━━━ Available data ━━━
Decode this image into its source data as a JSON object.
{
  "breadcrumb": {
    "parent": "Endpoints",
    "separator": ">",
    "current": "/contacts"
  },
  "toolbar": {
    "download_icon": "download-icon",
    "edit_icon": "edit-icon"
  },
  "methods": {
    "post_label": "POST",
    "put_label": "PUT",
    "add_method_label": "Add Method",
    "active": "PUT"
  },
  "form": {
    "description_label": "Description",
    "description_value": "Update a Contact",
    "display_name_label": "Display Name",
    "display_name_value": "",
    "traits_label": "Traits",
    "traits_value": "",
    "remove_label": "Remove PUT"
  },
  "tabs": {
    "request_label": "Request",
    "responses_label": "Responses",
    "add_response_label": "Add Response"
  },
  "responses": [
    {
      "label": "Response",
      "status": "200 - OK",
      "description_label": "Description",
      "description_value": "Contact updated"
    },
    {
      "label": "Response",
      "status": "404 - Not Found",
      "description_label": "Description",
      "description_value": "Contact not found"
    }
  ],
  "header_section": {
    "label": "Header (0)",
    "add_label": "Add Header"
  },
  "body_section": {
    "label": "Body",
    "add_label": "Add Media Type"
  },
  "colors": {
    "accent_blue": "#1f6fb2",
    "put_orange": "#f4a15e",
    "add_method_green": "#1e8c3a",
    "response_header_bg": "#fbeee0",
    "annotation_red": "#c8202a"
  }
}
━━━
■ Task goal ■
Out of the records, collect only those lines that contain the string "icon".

■ Response ■
    "download_icon": "download-icon",
    "edit_icon": "edit-icon"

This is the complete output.